Applied Research

Black-cheeked Ant-Tanager (Habia atrimaxillaris)

The endangered Osa Resident Black-cheeked Ant-Tanager (Habia atrimaxillaris)

The Osa Peninsula of Costa Rica, and its environs, is one of the most biologically diverse places on earth, however, as in much of Latin America and world, bird populations are declining due to habitat loss, degradation and fragmentation. Billions of birds funnel down through Mexico and Central America from the United States and Canada to overwinter in and around the Osa Peninsula during their non-breeding period and depend on the warm tropical landscape for their survival during a large percentage of their lifecycle. Of the more than 450 species of birds residing on the Osa, almost one quarter are Neotropical winter residents or passage migrant birds, a handful of which are of conservation concern. As well, several year-round resident bird species are regional local endemics which are considered to be of global conservation concern or are currently threatened or endangered according to the International Union for the Conservation of Nature (IUCN).

Osa Birds was born out of the need to focus attention and resources on the environmental impacts that may be limiting migratory bird populations while in their tropical winter habitat, and to concentrate efforts to understanding factors limiting resident bird species such as habitat degradation, reproductive limits, food resource availability, and catastrophic climatic events.

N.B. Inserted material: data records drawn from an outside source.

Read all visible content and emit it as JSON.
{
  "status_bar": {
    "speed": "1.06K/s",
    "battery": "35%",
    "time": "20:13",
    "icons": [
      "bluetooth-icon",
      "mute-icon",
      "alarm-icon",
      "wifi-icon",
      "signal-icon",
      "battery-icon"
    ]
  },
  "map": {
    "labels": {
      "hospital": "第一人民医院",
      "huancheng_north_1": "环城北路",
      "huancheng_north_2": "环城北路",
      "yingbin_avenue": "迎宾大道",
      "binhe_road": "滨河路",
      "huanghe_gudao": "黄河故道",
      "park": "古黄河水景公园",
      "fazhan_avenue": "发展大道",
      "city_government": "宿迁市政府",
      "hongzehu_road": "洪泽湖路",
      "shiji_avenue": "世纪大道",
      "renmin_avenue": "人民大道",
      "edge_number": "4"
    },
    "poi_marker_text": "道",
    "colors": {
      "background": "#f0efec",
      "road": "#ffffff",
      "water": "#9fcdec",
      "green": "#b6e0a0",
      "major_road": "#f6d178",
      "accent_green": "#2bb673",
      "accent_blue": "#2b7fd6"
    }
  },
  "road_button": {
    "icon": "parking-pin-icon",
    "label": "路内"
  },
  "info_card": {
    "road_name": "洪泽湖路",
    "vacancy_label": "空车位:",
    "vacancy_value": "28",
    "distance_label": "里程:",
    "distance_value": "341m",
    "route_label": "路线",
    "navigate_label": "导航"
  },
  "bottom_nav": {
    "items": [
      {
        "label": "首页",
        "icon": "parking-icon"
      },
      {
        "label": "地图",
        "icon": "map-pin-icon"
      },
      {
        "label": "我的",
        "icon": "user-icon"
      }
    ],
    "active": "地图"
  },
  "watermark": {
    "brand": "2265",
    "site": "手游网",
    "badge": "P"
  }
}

Osa Birds scientific objectives are to obtain ecological baseline data of sensitive and endangered species to determine critical habitat needs, and available biological connectivity across the landscape. Birds are excellent indicators of healthy ecosystem function which is vital to not only bird populations but the Costa Rican communities that live within them as well.